MATERIAL SHOWN Block Start

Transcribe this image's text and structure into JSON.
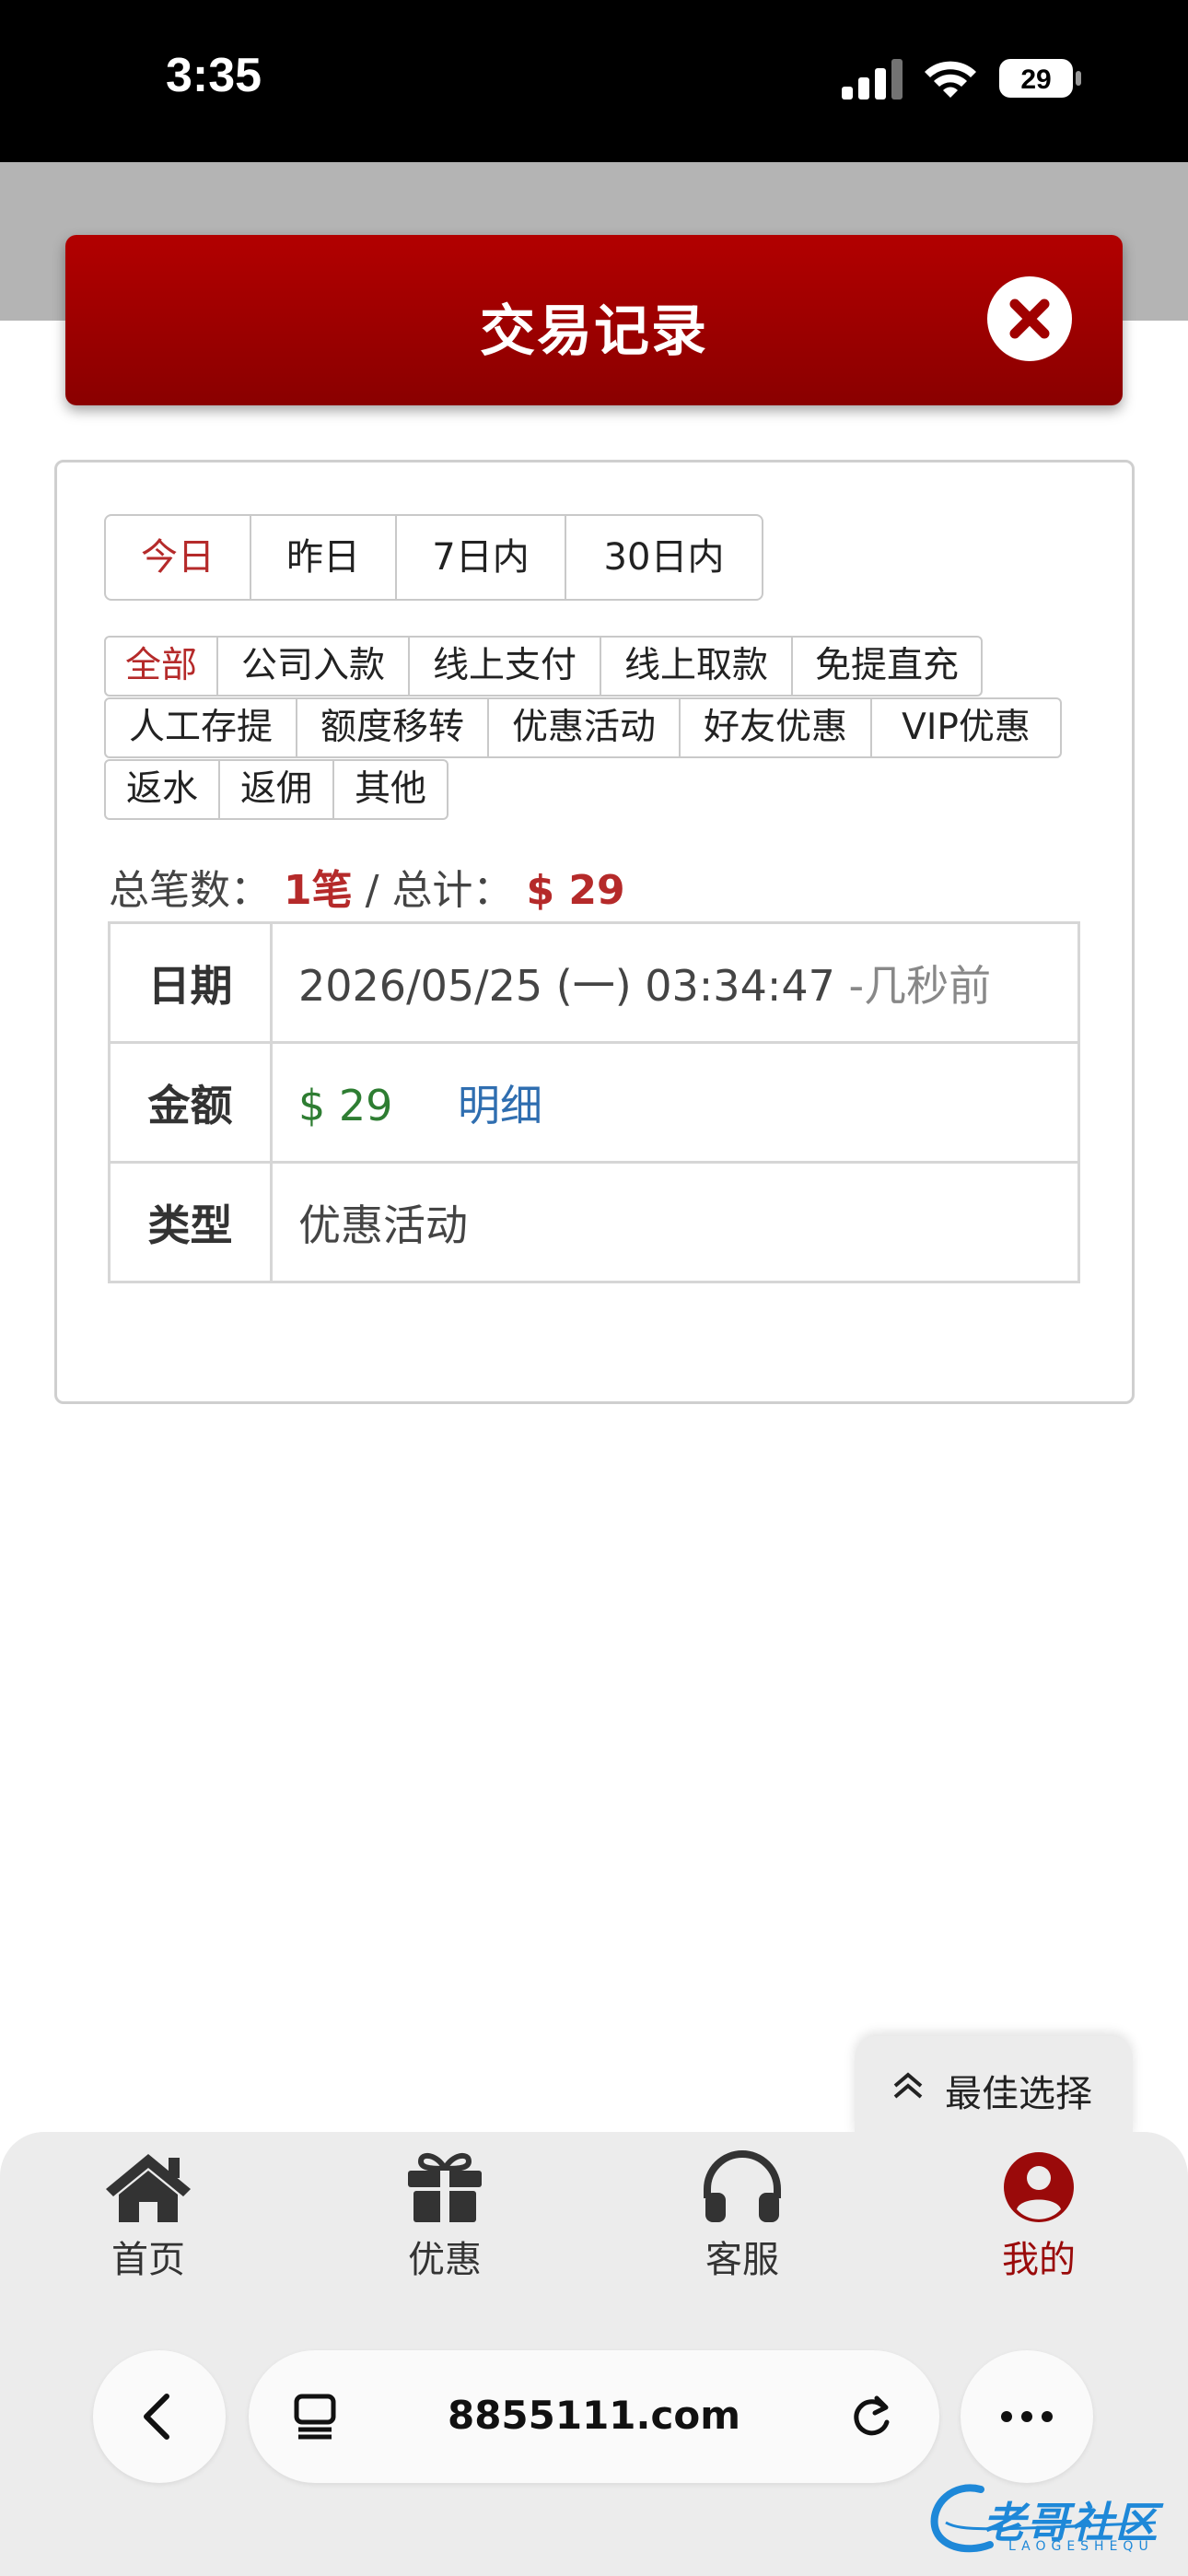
{
  "status_bar": {
    "time": "3:35",
    "battery": "29"
  },
  "modal": {
    "title": "交易记录"
  },
  "date_tabs": [
    "今日",
    "昨日",
    "7日内",
    "30日内"
  ],
  "type_filters": {
    "row1": [
      "全部",
      "公司入款",
      "线上支付",
      "线上取款",
      "免提直充"
    ],
    "row2": [
      "人工存提",
      "额度移转",
      "优惠活动",
      "好友优惠",
      "VIP优惠"
    ],
    "row3": [
      "返水",
      "返佣",
      "其他"
    ]
  },
  "summary": {
    "count_label": "总笔数：",
    "count_value": "1笔",
    "separator": " / ",
    "total_label": "总计：",
    "total_value": "$ 29"
  },
  "record": {
    "date_label": "日期",
    "date_value": "2026/05/25 (一) 03:34:47",
    "date_ago": "-几秒前",
    "amount_label": "金额",
    "amount_value": "$ 29",
    "detail_link": "明细",
    "type_label": "类型",
    "type_value": "优惠活动"
  },
  "best_choice": {
    "label": "最佳选择"
  },
  "bottom_nav": [
    "首页",
    "优惠",
    "客服",
    "我的"
  ],
  "browser": {
    "url": "8855111.com"
  },
  "watermark": {
    "text": "老哥社区",
    "sub": "LAOGESHEQU"
  },
  "colors": {
    "header_red": "#a00000",
    "active_red": "#b52a2a",
    "amount_green": "#2e7d32",
    "link_blue": "#2f6eb0"
  }
}
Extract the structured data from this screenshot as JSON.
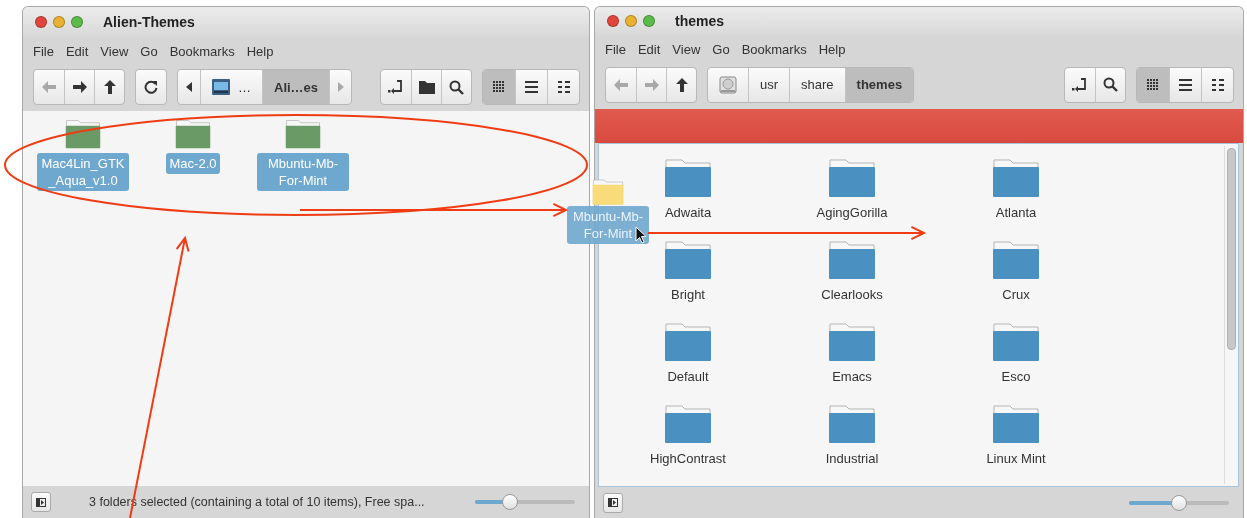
{
  "windows": [
    {
      "title": "Alien-Themes",
      "menu": [
        "File",
        "Edit",
        "View",
        "Go",
        "Bookmarks",
        "Help"
      ],
      "toolbar": [
        {
          "kind": "buttons",
          "buttons": [
            {
              "kind": "back",
              "disabled": true
            },
            {
              "kind": "forward",
              "disabled": false
            },
            {
              "kind": "up",
              "disabled": false
            }
          ]
        },
        {
          "kind": "buttons",
          "buttons": [
            {
              "kind": "reload",
              "disabled": false
            }
          ]
        },
        {
          "kind": "path",
          "items": [
            {
              "kind": "arrow-left",
              "disabled": false
            },
            {
              "kind": "computer-crumb",
              "label": "…",
              "selected": false
            },
            {
              "kind": "crumb",
              "label": "Ali…es",
              "selected": true
            },
            {
              "kind": "arrow-right",
              "disabled": true
            }
          ]
        },
        {
          "kind": "spacer"
        },
        {
          "kind": "buttons",
          "buttons": [
            {
              "kind": "location",
              "disabled": false
            },
            {
              "kind": "new-folder",
              "disabled": false
            },
            {
              "kind": "search",
              "disabled": false
            }
          ]
        },
        {
          "kind": "views",
          "buttons": [
            {
              "kind": "icons",
              "selected": true
            },
            {
              "kind": "list",
              "selected": false
            },
            {
              "kind": "compact",
              "selected": false
            }
          ]
        }
      ],
      "alert_bar": false,
      "scrollbar": false,
      "files": [
        {
          "name": "Mac4Lin_GTK_Aqua_v1.0",
          "selected": true,
          "color": "#6a9a66"
        },
        {
          "name": "Mac-2.0",
          "selected": true,
          "color": "#6a9a66"
        },
        {
          "name": "Mbuntu-Mb-For-Mint",
          "selected": true,
          "color": "#6a9a66"
        }
      ],
      "status": {
        "text": "3 folders selected (containing a total of 10 items), Free spa...",
        "level": 0.35
      }
    },
    {
      "title": "themes",
      "menu": [
        "File",
        "Edit",
        "View",
        "Go",
        "Bookmarks",
        "Help"
      ],
      "toolbar": [
        {
          "kind": "buttons",
          "buttons": [
            {
              "kind": "back",
              "disabled": true
            },
            {
              "kind": "forward",
              "disabled": true
            },
            {
              "kind": "up",
              "disabled": false
            }
          ]
        },
        {
          "kind": "path",
          "items": [
            {
              "kind": "drive-crumb",
              "selected": false
            },
            {
              "kind": "crumb",
              "label": "usr",
              "selected": false
            },
            {
              "kind": "crumb",
              "label": "share",
              "selected": false
            },
            {
              "kind": "crumb",
              "label": "themes",
              "selected": true
            }
          ]
        },
        {
          "kind": "spacer"
        },
        {
          "kind": "buttons",
          "buttons": [
            {
              "kind": "location",
              "disabled": false
            },
            {
              "kind": "search",
              "disabled": false
            }
          ]
        },
        {
          "kind": "views",
          "buttons": [
            {
              "kind": "icons",
              "selected": true
            },
            {
              "kind": "list",
              "selected": false
            },
            {
              "kind": "compact",
              "selected": false
            }
          ]
        }
      ],
      "alert_bar": true,
      "scrollbar": true,
      "files": [
        {
          "name": "Adwaita",
          "selected": false,
          "color": "#4a90c0"
        },
        {
          "name": "AgingGorilla",
          "selected": false,
          "color": "#4a90c0"
        },
        {
          "name": "Atlanta",
          "selected": false,
          "color": "#4a90c0"
        },
        {
          "name": "Bright",
          "selected": false,
          "color": "#4a90c0"
        },
        {
          "name": "Clearlooks",
          "selected": false,
          "color": "#4a90c0"
        },
        {
          "name": "Crux",
          "selected": false,
          "color": "#4a90c0"
        },
        {
          "name": "Default",
          "selected": false,
          "color": "#4a90c0"
        },
        {
          "name": "Emacs",
          "selected": false,
          "color": "#4a90c0"
        },
        {
          "name": "Esco",
          "selected": false,
          "color": "#4a90c0"
        },
        {
          "name": "HighContrast",
          "selected": false,
          "color": "#4a90c0"
        },
        {
          "name": "Industrial",
          "selected": false,
          "color": "#4a90c0"
        },
        {
          "name": "Linux Mint",
          "selected": false,
          "color": "#4a90c0"
        }
      ],
      "status": {
        "level": 0.5
      }
    }
  ],
  "drag": {
    "label": "Mbuntu-Mb-For-Mint"
  }
}
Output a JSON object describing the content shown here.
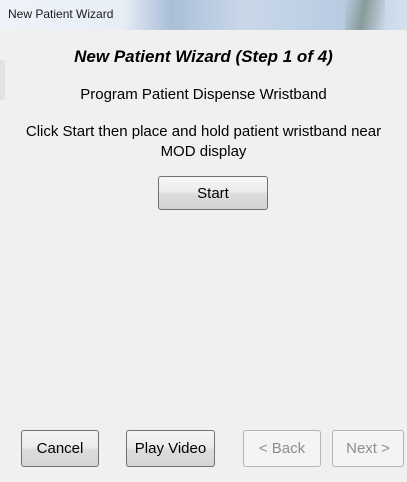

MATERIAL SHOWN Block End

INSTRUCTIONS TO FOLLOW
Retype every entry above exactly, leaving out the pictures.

SOLUTION TO THIS PROBLEM
Transcribe this image's text and structure into JSON.
{
  "status_bar": {
    "time": "3:35",
    "battery": "29"
  },
  "modal": {
    "title": "交易记录"
  },
  "date_tabs": [
    "今日",
    "昨日",
    "7日内",
    "30日内"
  ],
  "type_filters": {
    "row1": [
      "全部",
      "公司入款",
      "线上支付",
      "线上取款",
      "免提直充"
    ],
    "row2": [
      "人工存提",
      "额度移转",
      "优惠活动",
      "好友优惠",
      "VIP优惠"
    ],
    "row3": [
      "返水",
      "返佣",
      "其他"
    ]
  },
  "summary": {
    "count_label": "总笔数：",
    "count_value": "1笔",
    "separator": " / ",
    "total_label": "总计：",
    "total_value": "$ 29"
  },
  "record": {
    "date_label": "日期",
    "date_value": "2026/05/25 (一) 03:34:47",
    "date_ago": "-几秒前",
    "amount_label": "金额",
    "amount_value": "$ 29",
    "detail_link": "明细",
    "type_label": "类型",
    "type_value": "优惠活动"
  },
  "best_choice": {
    "label": "最佳选择"
  },
  "bottom_nav": [
    "首页",
    "优惠",
    "客服",
    "我的"
  ],
  "browser": {
    "url": "8855111.com"
  },
  "watermark": {
    "text": "老哥社区",
    "sub": "LAOGESHEQU"
  },
  "colors": {
    "header_red": "#a00000",
    "active_red": "#b52a2a",
    "amount_green": "#2e7d32",
    "link_blue": "#2f6eb0"
  }
}
Extract the structured data from this screenshot as JSON.
{
  "windows": [
    {
      "title": "Alien-Themes",
      "menu": [
        "File",
        "Edit",
        "View",
        "Go",
        "Bookmarks",
        "Help"
      ],
      "toolbar": [
        {
          "kind": "buttons",
          "buttons": [
            {
              "kind": "back",
              "disabled": true
            },
            {
              "kind": "forward",
              "disabled": false
            },
            {
              "kind": "up",
              "disabled": false
            }
          ]
        },
        {
          "kind": "buttons",
          "buttons": [
            {
              "kind": "reload",
              "disabled": false
            }
          ]
        },
        {
          "kind": "path",
          "items": [
            {
              "kind": "arrow-left",
              "disabled": false
            },
            {
              "kind": "computer-crumb",
              "label": "…",
              "selected": false
            },
            {
              "kind": "crumb",
              "label": "Ali…es",
              "selected": true
            },
            {
              "kind": "arrow-right",
              "disabled": true
            }
          ]
        },
        {
          "kind": "spacer"
        },
        {
          "kind": "buttons",
          "buttons": [
            {
              "kind": "location",
              "disabled": false
            },
            {
              "kind": "new-folder",
              "disabled": false
            },
            {
              "kind": "search",
              "disabled": false
            }
          ]
        },
        {
          "kind": "views",
          "buttons": [
            {
              "kind": "icons",
              "selected": true
            },
            {
              "kind": "list",
              "selected": false
            },
            {
              "kind": "compact",
              "selected": false
            }
          ]
        }
      ],
      "alert_bar": false,
      "scrollbar": false,
      "files": [
        {
          "name": "Mac4Lin_GTK_Aqua_v1.0",
          "selected": true,
          "color": "#6a9a66"
        },
        {
          "name": "Mac-2.0",
          "selected": true,
          "color": "#6a9a66"
        },
        {
          "name": "Mbuntu-Mb-For-Mint",
          "selected": true,
          "color": "#6a9a66"
        }
      ],
      "status": {
        "text": "3 folders selected (containing a total of 10 items), Free spa...",
        "level": 0.35
      }
    },
    {
      "title": "themes",
      "menu": [
        "File",
        "Edit",
        "View",
        "Go",
        "Bookmarks",
        "Help"
      ],
      "toolbar": [
        {
          "kind": "buttons",
          "buttons": [
            {
              "kind": "back",
              "disabled": true
            },
            {
              "kind": "forward",
              "disabled": true
            },
            {
              "kind": "up",
              "disabled": false
            }
          ]
        },
        {
          "kind": "path",
          "items": [
            {
              "kind": "drive-crumb",
              "selected": false
            },
            {
              "kind": "crumb",
              "label": "usr",
              "selected": false
            },
            {
              "kind": "crumb",
              "label": "share",
              "selected": false
            },
            {
              "kind": "crumb",
              "label": "themes",
              "selected": true
            }
          ]
        },
        {
          "kind": "spacer"
        },
        {
          "kind": "buttons",
          "buttons": [
            {
              "kind": "location",
              "disabled": false
            },
            {
              "kind": "search",
              "disabled": false
            }
          ]
        },
        {
          "kind": "views",
          "buttons": [
            {
              "kind": "icons",
              "selected": true
            },
            {
              "kind": "list",
              "selected": false
            },
            {
              "kind": "compact",
              "selected": false
            }
          ]
        }
      ],
      "alert_bar": true,
      "scrollbar": true,
      "files": [
        {
          "name": "Adwaita",
          "selected": false,
          "color": "#4a90c0"
        },
        {
          "name": "AgingGorilla",
          "selected": false,
          "color": "#4a90c0"
        },
        {
          "name": "Atlanta",
          "selected": false,
          "color": "#4a90c0"
        },
        {
          "name": "Bright",
          "selected": false,
          "color": "#4a90c0"
        },
        {
          "name": "Clearlooks",
          "selected": false,
          "color": "#4a90c0"
        },
        {
          "name": "Crux",
          "selected": false,
          "color": "#4a90c0"
        },
        {
          "name": "Default",
          "selected": false,
          "color": "#4a90c0"
        },
        {
          "name": "Emacs",
          "selected": false,
          "color": "#4a90c0"
        },
        {
          "name": "Esco",
          "selected": false,
          "color": "#4a90c0"
        },
        {
          "name": "HighContrast",
          "selected": false,
          "color": "#4a90c0"
        },
        {
          "name": "Industrial",
          "selected": false,
          "color": "#4a90c0"
        },
        {
          "name": "Linux Mint",
          "selected": false,
          "color": "#4a90c0"
        }
      ],
      "status": {
        "level": 0.5
      }
    }
  ],
  "drag": {
    "label": "Mbuntu-Mb-For-Mint"
  }
}
Output a JSON object describing the content shown here.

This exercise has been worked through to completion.